Pfizer racked up an important win in the first trial over Zoloft's alleged links to birth defects. A St. Louis jury decided on Friday that the drug giant isn't liable for congenital abnormalities in a boy whose mother took Zoloft during her pregnancy.
Sanofi is suing startup Diagnosia over the publication of information about side effects and drug interactions in its physician decision support software.
Iowa's KemPharm, maker of abuse-resistant versions of painkillers, has set its price range for a possible IPO, seeking up to $56 million at $12 to $14 a share.
Pfizer researchers found evidence last year that pregnant women using its Zoloft antidepressant had a higher risk of giving birth to a child with heart problems and other congenital anomalies, Bloomberg reports. Now, the internal report has surfaced in a lawsuit blaming Zoloft for a young boy's heart defect, the first such case to go to trial.
Just weeks after recalling three lots of 0.9% sodium chloride injection amounting to nearly 600,000 units, Baxter has recalled 8 more lots, adding further to the national shortage of saline. Last time the problem was leaky bags. This time the drugmaker says there is a problem with the chance for particulate in the bags. The FDA also announced the recall in a MedWatch notice.
The FDA raised some alarming concerns tied to AstraZeneca's Onglyza ahead of a committee meeting to discuss the safety of so-called DPP-4 inhibitors, sounding a worrying note for a blockbuster class of drugs.
FDA experts will grill a couple of diabetes meds next Tuesday, and the outcome of that debate could put a damper on sales. The drugs: AstraZeneca's Onglyza and Takeda's Nesina, both DPP-4 blood sugar-fighters. The questions: Do they really increase the risk of heart failure? And if so, what's to be done about it?
AdverseEvents: Analysis of side-effect reports turns up troubling safety signals for Novartis, Eisai drugs
Drugs that treat brain-related diseases are often tied to troubling side effects. Now an analysis of FDA side-effects reports by healthcare informatics firm AdverseEvents has uncovered more potential safety problems for the meds.

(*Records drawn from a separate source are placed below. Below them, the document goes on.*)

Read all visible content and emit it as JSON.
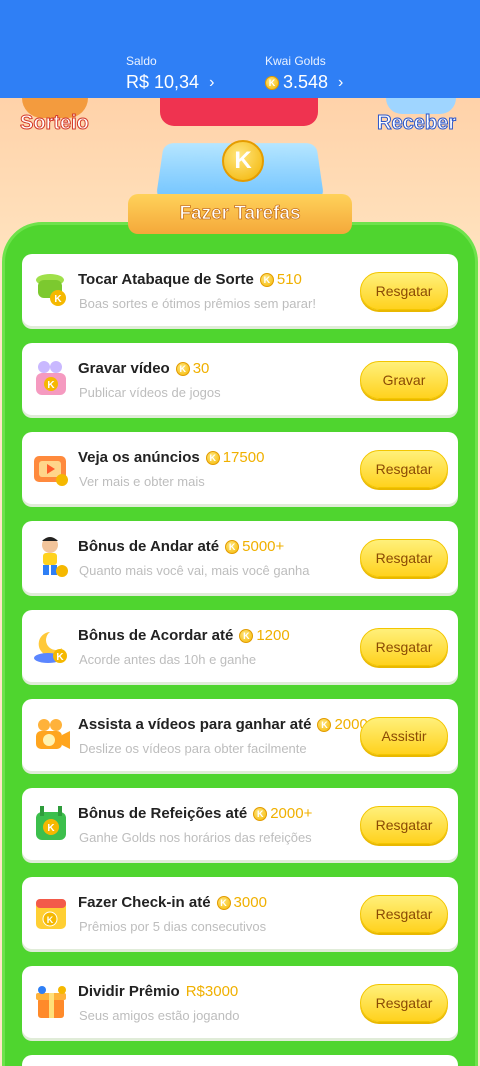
{
  "header": {
    "saldo_label": "Saldo",
    "saldo_value": "R$ 10,34",
    "golds_label": "Kwai Golds",
    "golds_value": "3.548",
    "chevron": "›"
  },
  "banner": {
    "sorteio": "Sorteio",
    "receber": "Receber",
    "title": "Fazer Tarefas",
    "coin_letter": "K"
  },
  "tasks": [
    {
      "title": "Tocar Atabaque de Sorte",
      "reward": "510",
      "subtitle": "Boas sortes e ótimos prêmios sem parar!",
      "button": "Resgatar",
      "icon": "drum-icon"
    },
    {
      "title": "Gravar vídeo",
      "reward": "30",
      "subtitle": "Publicar vídeos de jogos",
      "button": "Gravar",
      "icon": "camera-icon"
    },
    {
      "title": "Veja os anúncios",
      "reward": "17500",
      "subtitle": "Ver mais e obter mais",
      "button": "Resgatar",
      "icon": "tv-icon"
    },
    {
      "title": "Bônus de Andar até",
      "reward": "5000+",
      "subtitle": "Quanto mais você vai, mais você ganha",
      "button": "Resgatar",
      "icon": "runner-icon"
    },
    {
      "title": "Bônus de Acordar até",
      "reward": "1200",
      "subtitle": "Acorde antes das 10h e ganhe",
      "button": "Resgatar",
      "icon": "moon-icon"
    },
    {
      "title": "Assista a vídeos para ganhar até",
      "reward": "2000",
      "subtitle": "Deslize os vídeos para obter facilmente",
      "button": "Assistir",
      "icon": "video-camera-icon"
    },
    {
      "title": "Bônus de Refeições até",
      "reward": "2000+",
      "subtitle": "Ganhe Golds nos horários das refeições",
      "button": "Resgatar",
      "icon": "meal-icon"
    },
    {
      "title": "Fazer Check-in até",
      "reward": "3000",
      "subtitle": "Prêmios por 5 dias consecutivos",
      "button": "Resgatar",
      "icon": "calendar-icon"
    },
    {
      "title": "Dividir Prêmio",
      "reward": "R$3000",
      "subtitle": "Seus amigos estão jogando",
      "button": "Resgatar",
      "icon": "gift-icon"
    }
  ],
  "colors": {
    "header_blue": "#2f7ff5",
    "panel_green": "#4fd52f",
    "coin_gold": "#f5b800",
    "button_yellow": "#ffd21e"
  }
}
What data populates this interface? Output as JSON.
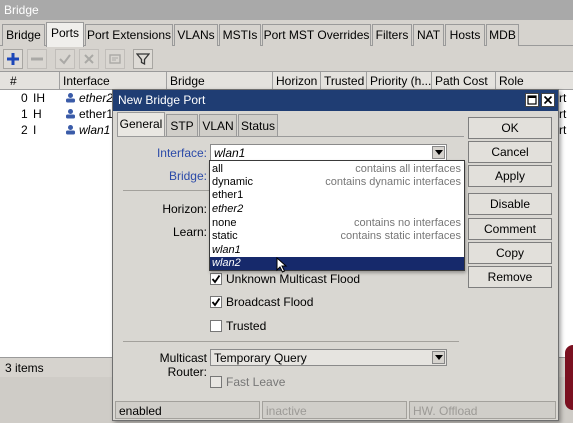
{
  "window": {
    "title": "Bridge"
  },
  "main_tabs": [
    {
      "label": "Bridge",
      "active": false
    },
    {
      "label": "Ports",
      "active": true
    },
    {
      "label": "Port Extensions",
      "active": false
    },
    {
      "label": "VLANs",
      "active": false
    },
    {
      "label": "MSTIs",
      "active": false
    },
    {
      "label": "Port MST Overrides",
      "active": false
    },
    {
      "label": "Filters",
      "active": false
    },
    {
      "label": "NAT",
      "active": false
    },
    {
      "label": "Hosts",
      "active": false
    },
    {
      "label": "MDB",
      "active": false
    }
  ],
  "toolbar": {
    "icons": [
      "plus-icon",
      "minus-icon",
      "check-icon",
      "cross-icon",
      "comment-icon",
      "filter-icon"
    ]
  },
  "table": {
    "columns": [
      "#",
      "Interface",
      "Bridge",
      "Horizon",
      "Trusted",
      "Priority (h...",
      "Path Cost",
      "Role"
    ],
    "rows": [
      {
        "num": "0",
        "flags": "IH",
        "interface": "ether2",
        "iface_italic": true,
        "role": "rt"
      },
      {
        "num": "1",
        "flags": "H",
        "interface": "ether1",
        "iface_italic": false,
        "role": "rt"
      },
      {
        "num": "2",
        "flags": "I",
        "interface": "wlan1",
        "iface_italic": true,
        "role": "rt"
      }
    ]
  },
  "status": {
    "items": "3 items"
  },
  "dialog": {
    "title": "New Bridge Port",
    "tabs": [
      {
        "label": "General",
        "active": true
      },
      {
        "label": "STP",
        "active": false
      },
      {
        "label": "VLAN",
        "active": false
      },
      {
        "label": "Status",
        "active": false
      }
    ],
    "labels": {
      "interface": "Interface:",
      "bridge": "Bridge:",
      "horizon": "Horizon:",
      "learn": "Learn:",
      "multicast_router": "Multicast Router:"
    },
    "interface_value": "wlan1",
    "multicast_router_value": "Temporary Query",
    "checkboxes": {
      "unknown_multicast_flood": {
        "label": "Unknown Multicast Flood",
        "checked": true
      },
      "broadcast_flood": {
        "label": "Broadcast Flood",
        "checked": true
      },
      "trusted": {
        "label": "Trusted",
        "checked": false
      },
      "fast_leave": {
        "label": "Fast Leave",
        "checked": false
      }
    },
    "buttons": [
      "OK",
      "Cancel",
      "Apply",
      "Disable",
      "Comment",
      "Copy",
      "Remove"
    ],
    "statusbar": [
      "enabled",
      "inactive",
      "HW. Offload"
    ]
  },
  "dropdown": {
    "options": [
      {
        "label": "all",
        "desc": "contains all interfaces",
        "italic": false,
        "selected": false
      },
      {
        "label": "dynamic",
        "desc": "contains dynamic interfaces",
        "italic": false,
        "selected": false
      },
      {
        "label": "ether1",
        "desc": "",
        "italic": false,
        "selected": false
      },
      {
        "label": "ether2",
        "desc": "",
        "italic": true,
        "selected": false
      },
      {
        "label": "none",
        "desc": "contains no interfaces",
        "italic": false,
        "selected": false
      },
      {
        "label": "static",
        "desc": "contains static interfaces",
        "italic": false,
        "selected": false
      },
      {
        "label": "wlan1",
        "desc": "",
        "italic": true,
        "selected": false
      },
      {
        "label": "wlan2",
        "desc": "",
        "italic": true,
        "selected": true
      }
    ]
  },
  "colors": {
    "dialog_title_bg": "#1f3d73",
    "selection_bg": "#16296b",
    "field_label_blue": "#2b4aa8",
    "add_icon_blue": "#1d47b8"
  }
}
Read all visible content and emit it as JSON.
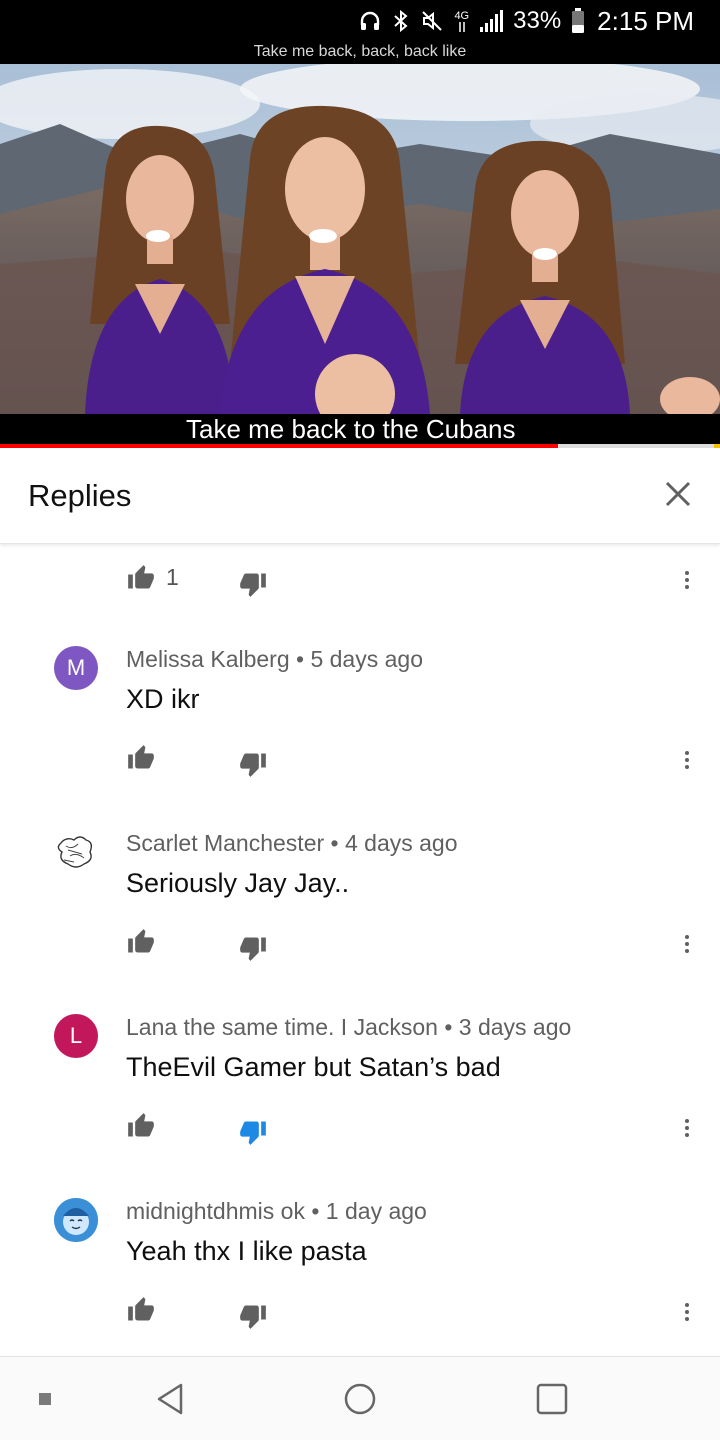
{
  "status_bar": {
    "network_label": "4G",
    "battery": "33%",
    "time": "2:15 PM"
  },
  "video": {
    "top_caption": "Take me back, back, back like",
    "subtitle": "Take me back to the Cubans",
    "progress_fraction": 0.775
  },
  "replies": {
    "title": "Replies"
  },
  "top_actions": {
    "like_count": "1"
  },
  "comments": [
    {
      "avatar_letter": "M",
      "avatar_color": "#7e57c2",
      "author": "Melissa Kalberg",
      "time": "5 days ago",
      "meta": "Melissa Kalberg • 5 days ago",
      "text": "XD ikr",
      "disliked": false
    },
    {
      "avatar_letter": "",
      "avatar_color": "#ffffff",
      "author": "Scarlet Manchester",
      "time": "4 days ago",
      "meta": "Scarlet Manchester • 4 days ago",
      "text": "Seriously Jay Jay..",
      "disliked": false
    },
    {
      "avatar_letter": "L",
      "avatar_color": "#c2185b",
      "author": "Lana the same time. I Jackson",
      "time": "3 days ago",
      "meta": "Lana the same time. I Jackson • 3 days ago",
      "text": "TheEvil Gamer but Satan’s bad",
      "disliked": true
    },
    {
      "avatar_letter": "",
      "avatar_color": "#4fa3e0",
      "author": "midnightdhmis ok",
      "time": "1 day ago",
      "meta": "midnightdhmis ok • 1 day ago",
      "text": "Yeah thx I like pasta",
      "disliked": false
    }
  ],
  "colors": {
    "accent_red": "#ff0000",
    "disliked_blue": "#1e88e5",
    "icon_gray": "#606060"
  }
}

For more than two years, the FDA has been very clear about the standards its expects U.S. drug compounders to maintain and the very harsh penalties that can await those who don't comply. But some still haven't heeded the message, and last week North Carolina authorities closed one and the FDA warned providers not to use any of its products.
The FDA announced Wednesday that Zoetis has agreed to withdraw the arsenic-based drug Histostat (nitarsone) from the market by this fall. The move follows years of pressure from food safety groups concerned that the drug--used to prevent blackhead disease in poultry--could endanger human health.